I like saving energy. Especially my own. That's why I love tips that don't require a lot of effort but still help me trim my energy bills. They may not make a big difference individually, but even baby steps add up to some pretty big strides. Here are 10 things you can do right now to cut down on your heating and power costs. And you won't break the bank or much of a sweat.
Lock the windows. Even when a window is closed, a little space remains between the sashes where air can leak in. Simply locking the window pulls the sashes tightly together.
Unplug. Many appliances, electronics and other electrical devices — even cellphone chargers — draw power even when they're turned off. Unplugging them when they're not in use eliminates this vampire power drain. Granted, that's not always easy or even possible to do. But where it's practical, you can plug more than one device — say, your TV and DVD player — into an accessible power strip. With the flip of just the strip's power switch, you cut the power to everything plugged into it.
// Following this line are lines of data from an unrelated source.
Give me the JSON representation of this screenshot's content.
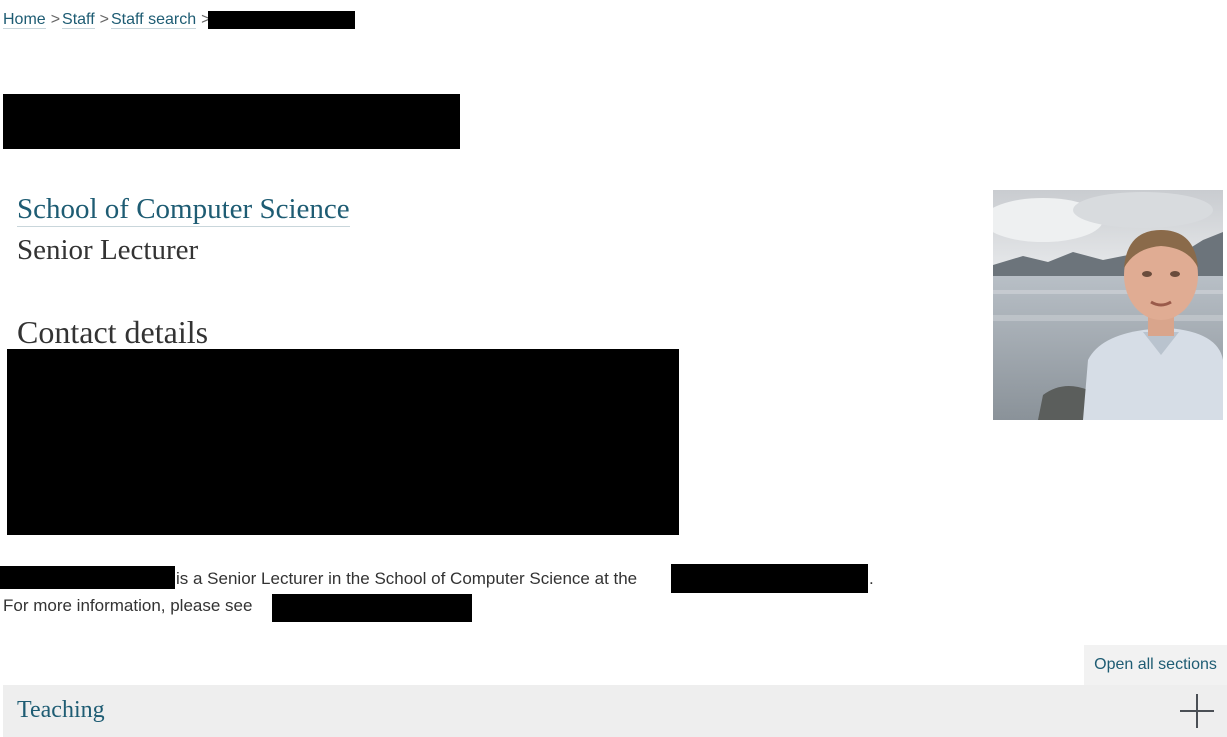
{
  "breadcrumb": {
    "items": [
      "Home",
      "Staff",
      "Staff search"
    ],
    "separator": ">"
  },
  "profile": {
    "school_link": "School of Computer Science",
    "job_title": "Senior Lecturer",
    "contact_heading": "Contact details"
  },
  "bio": {
    "line1": "is a Senior Lecturer in the School of Computer Science at the",
    "line1_end": ".",
    "line2": "For more information, please see"
  },
  "actions": {
    "open_all": "Open all sections"
  },
  "sections": [
    {
      "label": "Teaching",
      "icon": "plus-icon"
    }
  ],
  "colors": {
    "link": "#1e5c73",
    "accordion_bg": "#eeeeee",
    "redaction": "#000000"
  }
}
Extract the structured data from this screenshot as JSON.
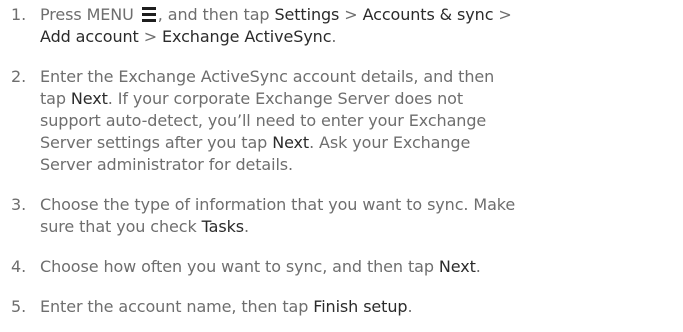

Wash in cold. If you're used to washing with warm water, you can probably switch to cold without noticing a difference. And no matter what temperature you wash your clothes in, you can always rinse in cold. You'll save on the energy that would have gone into heating the water.
There's a bonus: Cold water saves wear on your clothes, so they'll last longer. Or at least they'll be in better shape to donate to charity when you just have to replace them with this season's new fashions.
I wouldn't suggest abandoning hot-water washes altogether, though. I'd still use hot for towels, bedding, underwear and laundry with oily stains.
Want to save even more? Skip the dryer and hang clothes to dry.
Dim the lights. A dimmer works by reducing the power flowing to a lamp or light fixture. If you don't need full brightness, turn the lights down a little.
(Maybe I should do that with the lights over my bathroom mirror.)
One note: Not all compact fluorescent bulbs work with dimmers. If you use CFLs, check the package to make sure you're buying the dimmable kind.
Oh, and turn off any lights you don't need.
Turn off the computer. When you're done surfing the Net and updating your Facebook status for the day, shut down your computer. Better still, activate its system standby or hibernating feature to save power when the computer is on during the day.
Of course, you don't want to turn off the computer if you've scheduled automatic maintenance checks that happen at night.
Rearrange the furniture. A forced-air system works best when air can flow freely from registers and into cold-air returns. Make sure your furniture isn't blocking these vents.
Change the furnace filter. The filter's primary purpose is to trap dust and other gunk before it gets to the air-conditioning system. Dirty filters impede air flow, causing the furnace blower to work longer. Dirty parts also wear out faster. By keeping them clean, you'll cut down on repair costs and reduce the chance of a failure. Change the filter monthly, or clean it if it's a reusable type.
Turn down the tank. For most homes, a setting of 120 degrees is plenty hot for a water heater. The only exception is if you have a dishwasher without a booster heater. Check the user manual to find out whether you need hotter water.
When the water isn't as hot, mineral buildup and corrosion slow. That helps your water heater run better and last longer.
Let the sun shine in. The sun is a powerful heating source, even in winter. Opening window coverings on sunny days lets you take advantage of that free heat. Close those coverings at night to help keep the heat inside.
Avoid the range. As much as possible, skip using the stove or oven and opt instead for smaller cooking appliances — slow cookers, microwave ovens, toaster ovens and the like. They use less energy than that big appliance.